- Written by Ross Jones
- Published on 04 January 2012
Design of the Crystal Acoustics TX-12SUB THX Ultra2 Certified Subwoofer
The TX-12SUB uses a single 12" driver, powered by a 200 watt rms (400 watt peak) amplifier. The naming convention is a little confusing, in that the "TX" is the higher-end Ultra2 certified sub, while the "THX" is the Select certified model. The TX-12SUB has the same dimensions and weight as the THX-12SUB. In fact, the only difference in the published specifications between the two subs is that the Ultra2 certified TX-12SUB is rated with flat anechoic response to 20 Hz, and in-room response down to 15Hz; while the Select certified sub is rated to 35Hz anechoic and 19Hz in-room response.
So where does the increased low frequency response come from? The TX-12SUB, from all external appearances, is identical to its Select-certified cousin, the THX-12SUB. Both subs use a ported design, with two large flared and dimpled ports on the rear of the unit. If you read a lot of subwoofer reviews (and why wouldn't you?), you know that ports are perhaps the most cost-effective way to increase the low frequency output of a sub. Everything from a wine glass to the space shuttle has a natural resonant frequency, and subwoofers are no different. The resonant frequency of a sub depends on several factors, including the size of the enclosure and the ports. If you really want to dig into the technical details, check out our article here. The oversimplified version is that subwoofer designers use ports to increase the low frequency output by allowing the enclosure to resonate at a lower frequency than the natural resonance frequency of the driver.

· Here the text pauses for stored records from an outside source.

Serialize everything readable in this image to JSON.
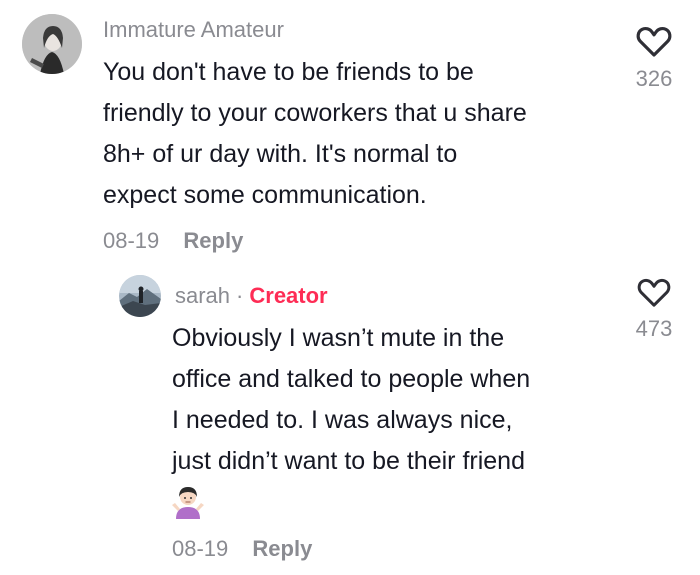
{
  "comment": {
    "username": "Immature Amateur",
    "text_lines": [
      "You don't have to be friends to be",
      "friendly to your coworkers that u share",
      "8h+ of ur day with. It's normal to",
      "expect some communication."
    ],
    "date": "08-19",
    "reply_label": "Reply",
    "like_count": "326",
    "like_icon": "heart-outline-icon"
  },
  "reply": {
    "username": "sarah",
    "separator": "·",
    "badge": "Creator",
    "text_lines": [
      "Obviously I wasn’t mute in the",
      "office and talked to people when",
      "I needed to. I was always nice,",
      "just didn’t want to be their friend"
    ],
    "emoji_icon": "person-shrugging-emoji-icon",
    "date": "08-19",
    "reply_label": "Reply",
    "like_count": "473",
    "like_icon": "heart-outline-icon"
  },
  "colors": {
    "secondary_text": "#8a8b91",
    "primary_text": "#161823",
    "creator_badge": "#fe2c55"
  }
}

Of course, there's no such thing as a free lunch, and with ported designs the downside is usually a phenomenon known as group delay. Because the port resonance starts (and ends) later than the original sound from the driver, it can result in muddy, boomy bass (think about the sound emanating from that low-rider truck stopped next to you at the traffic signal and you get the idea). Ported designs are also subject to "chuffing" from air moving through the port. The flared dimples are intended to reduce chuffing, along with placing the ports on the rear of the enclosure.
Since the published specs for the two subs appear identical, my suspicion was that the increased low frequency response of the TX-12SUB might have come from some creative port tuning. So I posed the question to Crystal's CEO/Head of R & D Vassilis Tsakiris. Here's his response: "Actually the two subwoofers are substantially different even though they use the same heavy duty woofer (with double large magnets and total weight of 9.5kgs!) and the same size cabinet. The difference is due to the new electronics design of the amplifier that directs more power below 35Hz down to 20Hz. So there is more power in the lower octave with clear advantages not only in the measurement but also in the listening experience."
The THX Ultra2 specification calls for four TX-12SUB's. The use of multiple subs is a subject of debate, but a substantial body of research (including seminal work by Harman International) suggests that the use of four subs, one along each wall, offers smooth frequency response across the room and reduces the impact of standing waves. However, for this review, I would have to settle for just one TX-12SUB.